The Letters of J. R. R. Tolkien
|The Letters of J. R. R. Tolkien|
Dust wrapper of UK first edition
|Author||Humphrey Carpenter (editor), with Christopher Tolkien|
|Country||United Kingdom and United States|
|Subject||J. R. R. Tolkien|
|Publisher||George Allen & Unwin, Houghton Mifflin|
|Dewey Decimal||828/.91209 B 19|
|LC Classification||PR6039.O32 Z48 1981b|
The Letters of J. R. R. Tolkien (ISBN 0-618-05699-8) is a selection of J. R. R. Tolkien's letters published in 1981, edited by Tolkien's biographer Humphrey Carpenter assisted by Christopher Tolkien. The selection contains 354 letters, dating between October 1914, when Tolkien was an undergraduate at Oxford, and August 29, 1973, four days before his death.
The letters can be roughly divided in four categories:
- Personal letters to Edith Tolkien, Christopher Tolkien and his other children,
- Letters about Tolkien's career as a professor of Anglo-Saxon

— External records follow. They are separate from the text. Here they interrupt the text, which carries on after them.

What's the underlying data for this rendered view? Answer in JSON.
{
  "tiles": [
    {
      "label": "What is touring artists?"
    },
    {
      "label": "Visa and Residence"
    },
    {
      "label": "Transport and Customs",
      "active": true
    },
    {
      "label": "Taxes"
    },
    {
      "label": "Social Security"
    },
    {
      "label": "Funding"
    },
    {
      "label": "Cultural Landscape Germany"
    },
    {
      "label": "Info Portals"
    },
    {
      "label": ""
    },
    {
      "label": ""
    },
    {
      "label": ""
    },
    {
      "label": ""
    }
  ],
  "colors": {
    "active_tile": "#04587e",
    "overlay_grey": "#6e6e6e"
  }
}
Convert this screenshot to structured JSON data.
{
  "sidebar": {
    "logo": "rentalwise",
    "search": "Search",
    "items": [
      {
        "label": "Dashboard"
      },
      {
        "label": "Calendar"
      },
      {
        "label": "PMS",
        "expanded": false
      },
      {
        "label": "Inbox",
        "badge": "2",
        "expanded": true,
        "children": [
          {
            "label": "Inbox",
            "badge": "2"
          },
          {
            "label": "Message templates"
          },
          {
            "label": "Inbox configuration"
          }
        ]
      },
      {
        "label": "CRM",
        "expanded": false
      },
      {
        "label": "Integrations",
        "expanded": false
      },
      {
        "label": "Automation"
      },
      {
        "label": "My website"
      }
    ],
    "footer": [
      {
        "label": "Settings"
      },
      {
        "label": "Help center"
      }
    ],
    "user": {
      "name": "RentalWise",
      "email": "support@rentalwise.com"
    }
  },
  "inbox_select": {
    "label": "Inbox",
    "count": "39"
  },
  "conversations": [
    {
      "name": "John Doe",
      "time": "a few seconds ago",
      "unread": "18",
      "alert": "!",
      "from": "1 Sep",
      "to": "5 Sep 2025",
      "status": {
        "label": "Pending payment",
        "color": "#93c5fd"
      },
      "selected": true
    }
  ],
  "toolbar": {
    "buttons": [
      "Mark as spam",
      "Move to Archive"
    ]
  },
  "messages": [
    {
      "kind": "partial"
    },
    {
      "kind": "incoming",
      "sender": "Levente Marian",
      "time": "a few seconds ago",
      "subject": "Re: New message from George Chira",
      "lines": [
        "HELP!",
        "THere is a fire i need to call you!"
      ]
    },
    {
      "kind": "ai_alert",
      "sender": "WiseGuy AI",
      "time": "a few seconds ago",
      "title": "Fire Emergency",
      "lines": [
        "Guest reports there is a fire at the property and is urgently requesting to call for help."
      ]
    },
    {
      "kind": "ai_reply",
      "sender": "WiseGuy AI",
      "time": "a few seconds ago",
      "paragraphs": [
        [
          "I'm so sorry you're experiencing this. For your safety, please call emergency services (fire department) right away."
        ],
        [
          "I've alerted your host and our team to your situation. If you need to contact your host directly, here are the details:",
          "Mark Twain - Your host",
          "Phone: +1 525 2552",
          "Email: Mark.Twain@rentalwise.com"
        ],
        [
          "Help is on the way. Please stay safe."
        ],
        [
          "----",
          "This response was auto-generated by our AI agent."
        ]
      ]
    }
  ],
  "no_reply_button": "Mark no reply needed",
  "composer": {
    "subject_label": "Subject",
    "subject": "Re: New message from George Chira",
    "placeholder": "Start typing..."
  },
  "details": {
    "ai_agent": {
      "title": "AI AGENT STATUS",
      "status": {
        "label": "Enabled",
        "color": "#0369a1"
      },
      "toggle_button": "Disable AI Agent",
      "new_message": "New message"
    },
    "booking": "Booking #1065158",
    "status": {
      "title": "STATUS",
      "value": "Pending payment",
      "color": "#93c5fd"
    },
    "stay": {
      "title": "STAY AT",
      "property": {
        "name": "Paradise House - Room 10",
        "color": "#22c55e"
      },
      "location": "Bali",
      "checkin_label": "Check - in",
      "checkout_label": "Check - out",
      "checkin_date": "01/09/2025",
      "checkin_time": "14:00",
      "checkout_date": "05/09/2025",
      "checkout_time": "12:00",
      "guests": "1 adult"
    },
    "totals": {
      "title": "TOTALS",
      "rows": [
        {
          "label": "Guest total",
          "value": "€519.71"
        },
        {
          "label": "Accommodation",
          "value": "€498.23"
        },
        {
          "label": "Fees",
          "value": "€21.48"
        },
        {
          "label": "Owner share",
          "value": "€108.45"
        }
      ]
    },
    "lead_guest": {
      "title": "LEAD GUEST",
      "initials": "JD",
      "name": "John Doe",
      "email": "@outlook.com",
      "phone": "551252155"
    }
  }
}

- Letters to his publishers at Allen & Unwin explaining his failing to meet the deadline and related topics
- Letters about Middle-earth
The last category is especially of interest to Tolkien fans, as it provides a lot of information about Middle-earth which cannot be found anywhere in the works published by Tolkien himself.
A few letters of interest
In letters 29 & 30, it appears that a German translation of The Hobbit was being negotiated in 1938. The German firm enquired whether Tolkien was of Arisch (Aryan) origin. Tolkien was infuriated by this, and wrote two drafts of possible replies for his publisher to choose. The first one is not present – in it Tolkien is assumed to have refused to give any declaration whatsoever of his racial origins. The second, surviving, draft included:
Thank you for your letter ... I regret that I am not clear as to what you intend by arisch. I am not of Aryan extraction: that is Indo-Iranian; as far as I am aware none of my ancestors spoke Hindustani, Persian, Gypsy, or any related dialects. But if I am to understand that you are enquiring whether I am of Jewish origin, I can only reply that I regret that I appear to have no ancestors of that gifted people.—Tolkien, The Letters of J. R. R. Tolkien, #30 (Emphasis in original)
A former signals officer at the Battle of the Somme, Tolkien frequently expressed his great dislike for war, whatever the cause. This is evident in a great many letters which he wrote during the Second World War to his son Christopher, which often invoke a sense of gloom. Notable among these is his reaction to the atomic bombing of Hiroshima, in which he refers to the bombmakers of the Manhattan Project as 'lunatics' and 'babel builders.'
- Humphrey Carpenter: The Letters of J. R. R. Tolkien, Editorial comments at the head of Letter 30.